That does not sound like you are at 50/50! 
Why beat up mythicists if they judge the probability to be different, more in favor of mythicism and fiction and fraud? Why not show them where they are wrong? Why not do a take down of Dorethy's hypothesis and show why 50/50 is the right position with the current state of evidence? 
Why call them denialists?
My second response:
Permit me one more go. 
You said:
"As for Romulus, I would say I would give his historicity at somewhere like 1-2%. With a 98-99% probability that he didn’t exist historically. The evidence is different, and so you evaluate it differently. That is also part of the problem with many mythicist arguments. They presume that the evidence is comparable when in fact all texts need to be weighed against themselves, and be judged upon their own merits."
Sure. And that really was not what I was arguing against. I was not claiming an apple to apple comparison (more like both are fruits).
Let's take it as a given that there is shoddy scholarship out there. You might agree that this is not just on the mythicist's side. But does not matter.
I was arguing two things.
1. You said most mythicists are denialists. I agree that there may be bad scholarship, pseudo-scholarship, too much speculation and fringe theories out there. But where is the sound historic evidence for a historic Jesus that they are supposedly denying? Show us the historicist-50% of your evidence that is supposedly being denied.
2. When you say you are at 50/50, it doesn't sound like 50/50. I assume this is not "I am clueless and hence have no opinion on this" 50/50. So, again, show us the evidence, the evidence that is being denied by mythicists.
Please read Tom's response here.
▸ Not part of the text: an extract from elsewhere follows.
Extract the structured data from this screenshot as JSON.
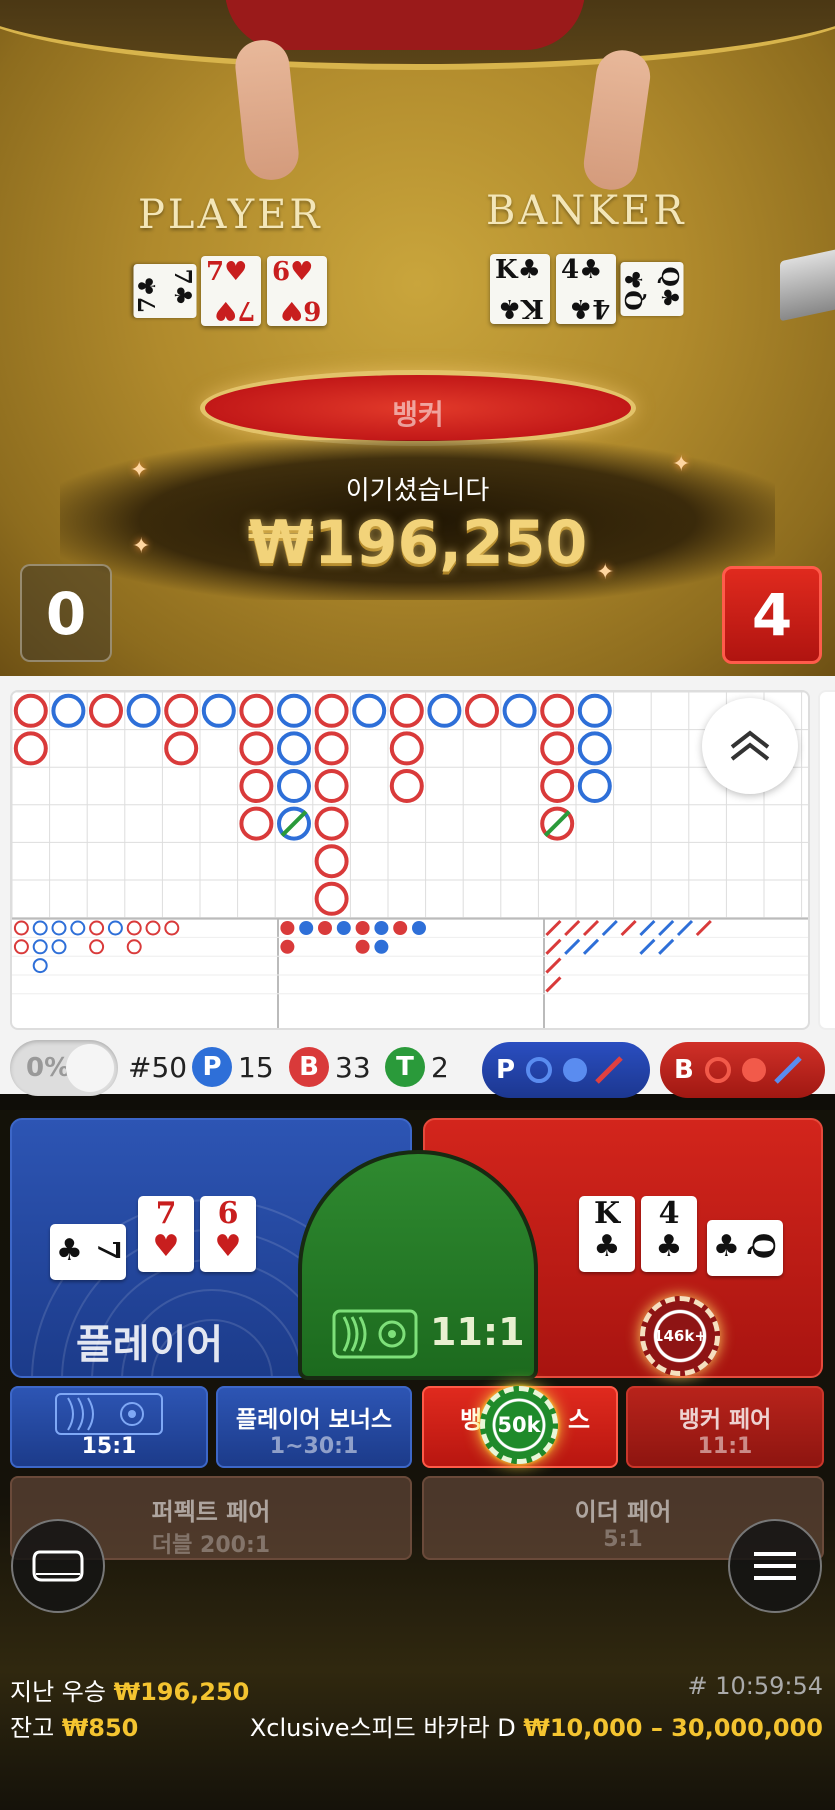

My third response:
Thank you for your considered responses! Much appreciated. Permit me one final argument and I’ll bow out. I’ll keep this shorter. 
You said: “So I’m not at all convinced that these people are just misinformed, though they are certainly that too. No, these people are denialists because they can’t even admit when they are wrong. 
I think our point of disagreement arises because you put mythicists in the esteemed company of deniers of the Holocaust, climate change, Obama’s birth place… 
- You say there isn’t sufficient evidence to rule one way or the other.
- Carrier thinks it is 1/5 for historicity (I write this from memory).
- Ehrman thinks it is 99% (again from memory).
So, there is room for arguing one way or the other. So, we are not disputing that. The problem as I understand is that mythicists do not accept criticism nor do they admit mistakes. 
Ehrman repeats the very same mistakes Carrier called out on (evidence for Pilate for instance).
See here:
A scholar of Ehrman’s mettle can get facts wrong and stick to his guns even after being corrected. 
If a mythicist were to get facts wrong or refuse to accept correction, then denialists they must be! I disagree. 
And here is Tom's concluding response.

1 comment:

  1. Thanks for this comment, Manoj. I will be responding on my blog.